### What you need to do
Within the listing below, locate all lines containing the word "button". Copy each one.

### Material provided
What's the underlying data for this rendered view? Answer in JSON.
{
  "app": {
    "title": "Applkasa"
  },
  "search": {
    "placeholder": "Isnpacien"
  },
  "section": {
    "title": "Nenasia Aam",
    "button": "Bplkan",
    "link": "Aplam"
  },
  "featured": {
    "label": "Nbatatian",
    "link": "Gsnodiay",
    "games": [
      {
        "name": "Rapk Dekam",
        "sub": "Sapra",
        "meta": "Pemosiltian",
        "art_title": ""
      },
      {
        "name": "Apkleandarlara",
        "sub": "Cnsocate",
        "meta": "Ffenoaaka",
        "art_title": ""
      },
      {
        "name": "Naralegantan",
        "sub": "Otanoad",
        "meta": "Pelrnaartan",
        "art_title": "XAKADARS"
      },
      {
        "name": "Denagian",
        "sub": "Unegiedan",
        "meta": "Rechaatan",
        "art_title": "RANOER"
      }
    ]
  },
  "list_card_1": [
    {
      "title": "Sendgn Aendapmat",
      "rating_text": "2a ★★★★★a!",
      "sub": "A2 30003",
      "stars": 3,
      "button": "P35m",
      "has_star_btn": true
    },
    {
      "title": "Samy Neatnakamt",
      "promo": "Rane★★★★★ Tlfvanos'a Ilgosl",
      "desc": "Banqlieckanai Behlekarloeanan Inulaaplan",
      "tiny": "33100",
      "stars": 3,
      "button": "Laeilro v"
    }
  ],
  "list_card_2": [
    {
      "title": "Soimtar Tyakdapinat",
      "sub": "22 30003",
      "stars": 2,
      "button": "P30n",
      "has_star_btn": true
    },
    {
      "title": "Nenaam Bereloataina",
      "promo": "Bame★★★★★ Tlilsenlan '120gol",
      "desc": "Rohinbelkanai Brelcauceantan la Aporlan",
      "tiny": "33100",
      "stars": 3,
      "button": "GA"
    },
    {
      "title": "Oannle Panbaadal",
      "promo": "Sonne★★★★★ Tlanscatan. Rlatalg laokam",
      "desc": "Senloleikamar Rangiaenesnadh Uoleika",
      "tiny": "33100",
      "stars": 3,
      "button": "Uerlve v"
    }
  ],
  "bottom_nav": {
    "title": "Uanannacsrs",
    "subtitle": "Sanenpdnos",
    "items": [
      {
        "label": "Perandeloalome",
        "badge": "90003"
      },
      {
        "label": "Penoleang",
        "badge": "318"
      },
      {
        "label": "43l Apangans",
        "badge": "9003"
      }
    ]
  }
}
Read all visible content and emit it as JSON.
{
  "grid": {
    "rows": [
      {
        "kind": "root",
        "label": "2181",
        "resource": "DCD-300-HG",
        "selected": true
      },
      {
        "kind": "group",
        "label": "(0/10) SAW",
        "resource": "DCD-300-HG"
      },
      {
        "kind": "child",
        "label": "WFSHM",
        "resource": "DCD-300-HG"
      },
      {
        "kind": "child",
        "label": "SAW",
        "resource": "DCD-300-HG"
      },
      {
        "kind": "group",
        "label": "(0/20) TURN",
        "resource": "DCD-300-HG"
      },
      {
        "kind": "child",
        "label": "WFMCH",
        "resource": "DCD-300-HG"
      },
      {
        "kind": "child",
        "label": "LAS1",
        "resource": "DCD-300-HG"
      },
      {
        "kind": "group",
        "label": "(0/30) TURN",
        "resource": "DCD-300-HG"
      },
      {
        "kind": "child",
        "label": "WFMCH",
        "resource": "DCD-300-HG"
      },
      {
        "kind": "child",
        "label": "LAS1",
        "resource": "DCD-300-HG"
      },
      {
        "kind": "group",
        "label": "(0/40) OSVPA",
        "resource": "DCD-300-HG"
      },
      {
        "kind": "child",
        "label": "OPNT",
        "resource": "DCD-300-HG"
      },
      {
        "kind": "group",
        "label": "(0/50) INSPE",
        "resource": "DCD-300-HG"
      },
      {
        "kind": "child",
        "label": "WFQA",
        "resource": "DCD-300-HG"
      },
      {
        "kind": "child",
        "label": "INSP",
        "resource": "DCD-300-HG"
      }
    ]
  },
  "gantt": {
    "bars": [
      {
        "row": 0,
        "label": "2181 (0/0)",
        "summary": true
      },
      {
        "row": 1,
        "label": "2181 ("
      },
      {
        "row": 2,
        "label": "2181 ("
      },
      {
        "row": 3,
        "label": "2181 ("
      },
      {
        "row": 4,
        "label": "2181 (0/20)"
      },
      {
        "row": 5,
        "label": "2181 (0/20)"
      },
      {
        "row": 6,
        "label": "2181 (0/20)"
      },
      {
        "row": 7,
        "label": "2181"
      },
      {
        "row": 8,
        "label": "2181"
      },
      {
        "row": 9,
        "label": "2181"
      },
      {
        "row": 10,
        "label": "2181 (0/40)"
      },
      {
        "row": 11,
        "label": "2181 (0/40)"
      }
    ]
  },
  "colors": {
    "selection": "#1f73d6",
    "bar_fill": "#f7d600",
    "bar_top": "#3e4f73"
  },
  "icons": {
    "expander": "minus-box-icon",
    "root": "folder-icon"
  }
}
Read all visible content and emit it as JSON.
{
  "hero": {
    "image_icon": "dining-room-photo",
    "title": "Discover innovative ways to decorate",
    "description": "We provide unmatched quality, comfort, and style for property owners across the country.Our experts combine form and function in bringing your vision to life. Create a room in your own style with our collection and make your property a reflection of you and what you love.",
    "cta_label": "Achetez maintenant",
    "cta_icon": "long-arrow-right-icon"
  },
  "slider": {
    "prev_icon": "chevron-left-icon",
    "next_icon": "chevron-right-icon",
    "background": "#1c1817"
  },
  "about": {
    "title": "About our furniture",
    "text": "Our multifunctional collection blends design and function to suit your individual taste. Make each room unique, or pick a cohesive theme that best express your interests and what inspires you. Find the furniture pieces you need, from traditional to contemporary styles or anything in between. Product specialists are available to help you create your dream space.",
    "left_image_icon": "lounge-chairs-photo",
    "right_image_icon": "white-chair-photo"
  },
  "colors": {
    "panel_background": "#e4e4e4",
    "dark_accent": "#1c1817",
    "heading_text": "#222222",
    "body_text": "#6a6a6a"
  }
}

### Solution for this problem
    "button": "Bplkan",
      "button": "P35m",
      "button": "Laeilro v"
      "button": "P30n",
      "button": "GA"
      "button": "Uerlve v"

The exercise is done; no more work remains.